My Favorite Books
Project Hail Mary
Ryland Grace is the sole survivor on a desperate, last-chance mission—and if he fails, humanity and the earth itself will perish.
Except that right now, he doesn’t know that. He can’t even remember his own name, let alone the nature of his assignment or how to complete it.
All he knows is that he’s been asleep for a very, very long time. And he’s just been awakened to find himself millions of miles from home, with nothing but two corpses for company.
His crewmates dead, his memories fuzzily returning, Ryland realizes that an impossible task now confronts him. Hurtling through space on this tiny ship, it’s up to him to puzzle out an impossible scientific mystery—and conquer an extinction-level threat to our species.
And with the clock ticking down and the nearest human being light-years away, he’s got to do it all alone.
Or does he?
Last Bookshop in London
August 1939: London prepares for war as Hitler’s forces sweep across Europe. Grace Bennett has always dreamed of moving to the city, but the bunkers and drawn curtains that she finds on her arrival are not what she expected. And she certainly never imagined she’d wind up working at Primrose Hill, a dusty old bookshop nestled in the heart of London.
Through blackouts and air raids as the Blitz intensifies, Grace discovers the power of storytelling to unite her community in ways she never dreamed—a force that triumphs over even the darkest nights of the war.
From a distance, Michael and Joleen Zarkades seem to have it all: a solid marriage, two exciting careers, and children they adore.
But after twelve years together, the couple has lost their way; they are unhappy and edging toward divorce.
Then the Iraq war starts.
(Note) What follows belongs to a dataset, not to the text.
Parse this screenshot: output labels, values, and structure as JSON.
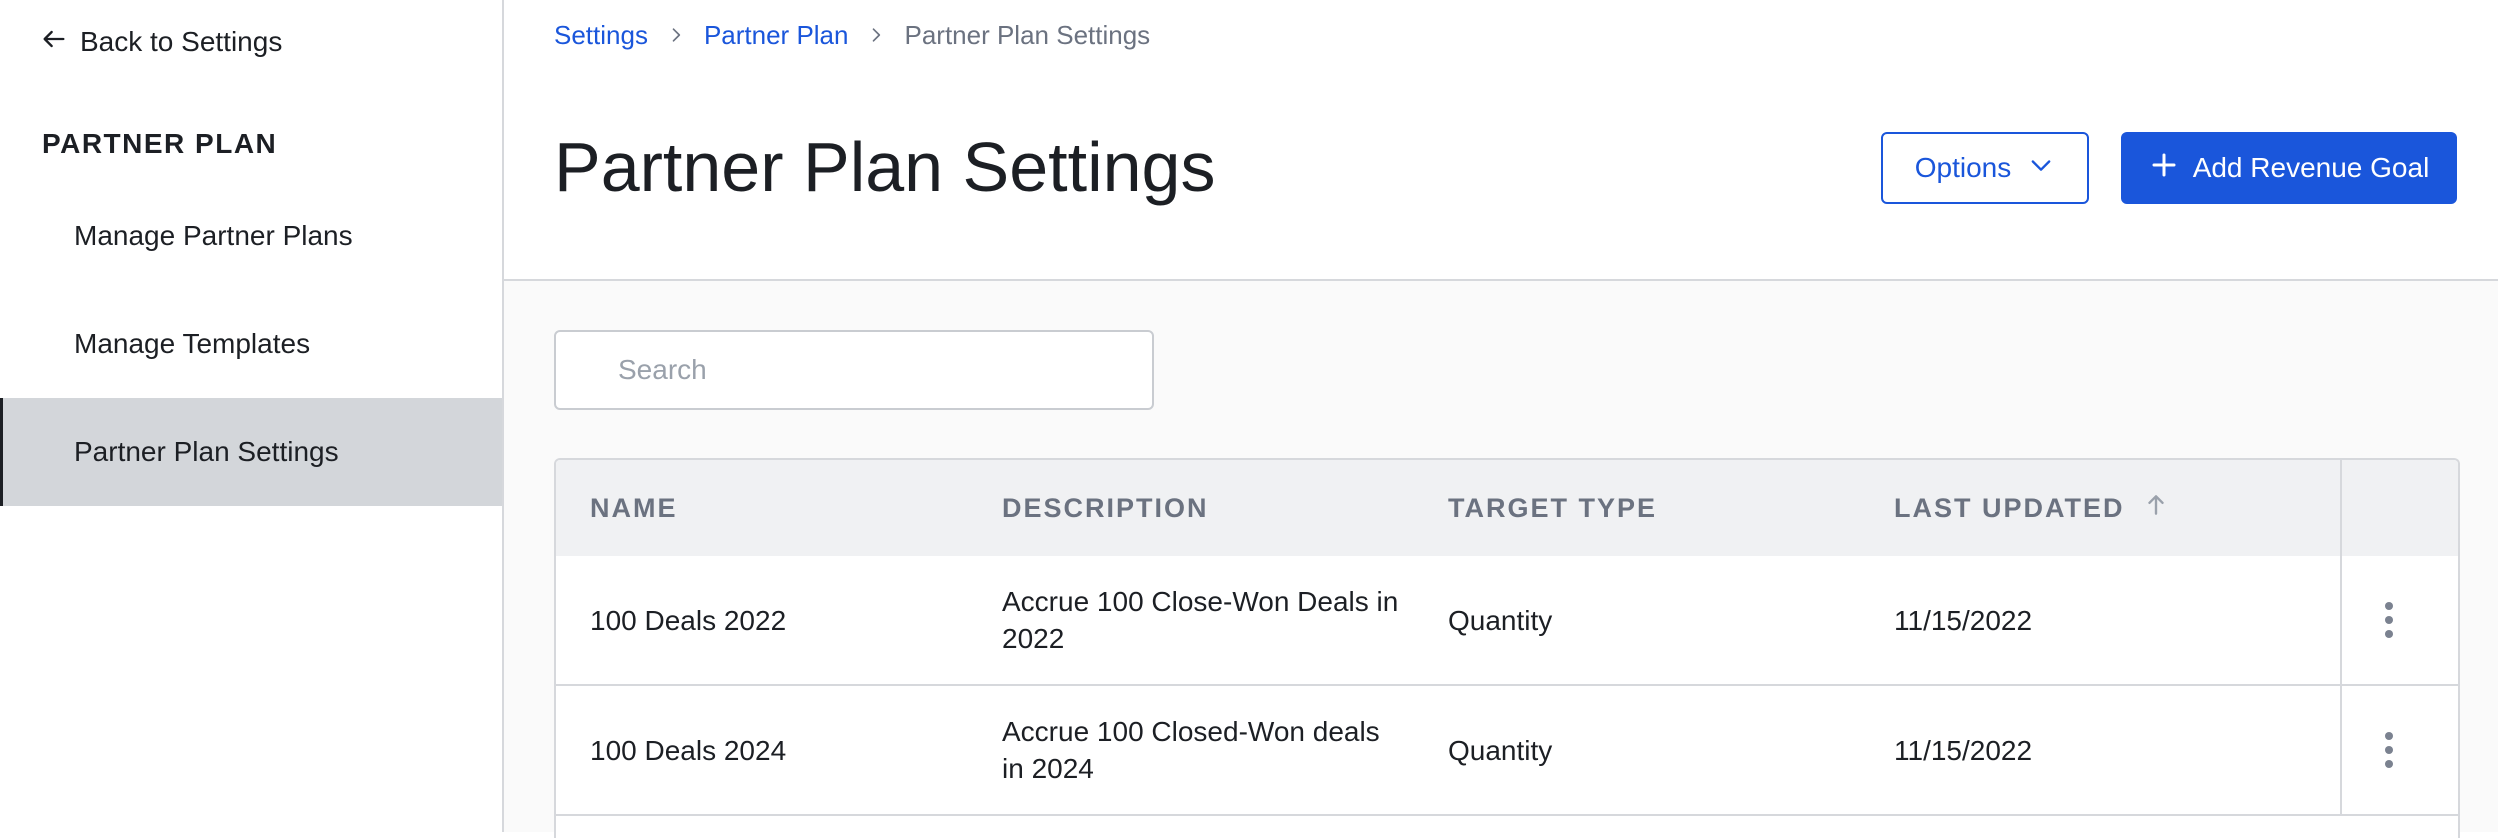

An unexpected deployment will tear their already fragile family apart, sending one of them deep into harm’s way and leaving the other at home, waiting for news.
When the worst happens, each must face their darkest fear and fight for the future of their family. An intimate look at the inner landscape of a disintegrating marriage and a dramatic exploration of the price of war on a single American family, Kristin Hannah's Home Front is a provocative and timely portrait of hope, honor, loss, forgiveness, and the elusive nature of love.
Things We Cannot Say
In 1942, Europe remains in the grip of war. Just beyond the tents of the refugee camp she calls home, a young woman speaks her wedding vows.
Since she was nine years old, Alina Dziak knew she would marry her best friend, Tomasz. Now fifteen and engaged, Alina is unconcerned by reports of Nazi soldiers at the Polish border, believing her neighbors that they pose no real threat, and dreams of the day Tomasz returns from college in Warsaw so they can be married.
Then, as the fabric of their lives is slowly picked apart, Tomasz disappears.